Soon it will be time to start shaping and trimming the trees, and getting all the activities ready for Harvest Fest.  Opening day is 95 days away…yikes!

The picture of the eggs that Julie posted on our Facebook page, are Killdeer eggs.  Dad found this typical Killdeer nest right  in the middle of the pumpkin patch the other day.

Spring Damage

As busy as our Pumpkin and Christmas Tree seasons are, this May has been time-consuming.  From all the rain delays, transplanting, changes to the barn and tending to our new baby farm animals, my husband Wesley thought I was crazy for wanting to add one more project to my list.  But, I did anyway!

We have always been avid bluebird watchers, but I never knew until recently that Christmas tree farms were the ideal habitat for New York’s official state bird!  A big thanks to Jim Missel, the Monroe County rep of the NYS Bluebird Society.  He helped us to get 5 new nesting houses built and up.  While it is the end of nesting season, as of this past Saturday, we have at least one pair of bluebirds in the Douglas fir field that is just west of the barns.

While I am still hoping that Bob Melville, our resident photographer can catch a few photographs, the above picture is courtesy of Jospeh Woody.  He took this picture of a bluebird that Jim Missel tends.  Jim currently tends over 60 nests!  Which is impressive.

If anyone is interested in learning more about bluebirds, go to the NYS Bluebird Society web page at www.nysbs.com for tips on identification and building nesting boxes.

We have also had some animal damage in the Christmas trees this year.  Not atypical but still something  that does need to be dealt with annually.

In this picture rabbits ate all the new growth off the bottom of the tree as high as they could reach.  If you have ever seen the black bunnies that run around the farm, you know that they are not small!

Here is a picture I took of where deer had eaten all the bottom branches off a Fraser fir.  Notice the Concolor in the center was not touched.  Dad and I have talked about adding deer fencing to the west  part of the fields to help limit this damage.

 

This last picture is of a broken leader (or top) on a Douglas Fir.  Crows perching on the tender new growth tend to cause this type of breakage.  Crows also prey on songbird eggs and young.  Since crows have moved into the farm, it’s a rare sight to see a songbird nesting in the Christmas trees.    Which makes me doubly mad.  Crows are an important part of the cycle of life, but I would much rather hear a songbird sing than a crow sqwak!

 

The picture above makes me think of White Christmas.  Dad and I have never seen this happen to a tree before, it essentially turned white.  We have reached out to our friends, tree farmers who belong to the National Christmas Tree Association, to see if anyone has insight as to what is wrong with this tree.  This is the only one in the field like this.  Leave a comment if you have any thoughts or information about a tree turning white.

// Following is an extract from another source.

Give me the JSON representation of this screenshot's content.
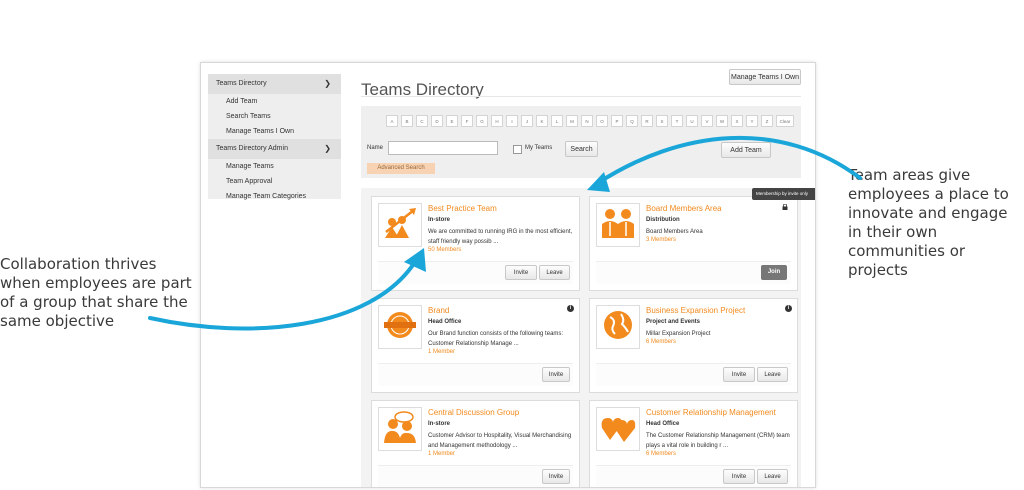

As of this post there are 111 days left until we open for our Pumpkin Patch and Harvest Fest.  Julie, our marking manager, mentioned that to me.  Do I feel overwhelmed?  At times.  When I think about the changes yet to be made to the barn, that our corn maze and pumpkins still need to be planted and we have yet finalized our mailer or plan the American Lung Association fundraiser (5th Anniversary for this event), it can be a bit much.  But, then I think about how in the end it always gets done.  The almanac suggests a nice fall, so here’s hoping.

A happy spring to all!

Suzanne Stokoe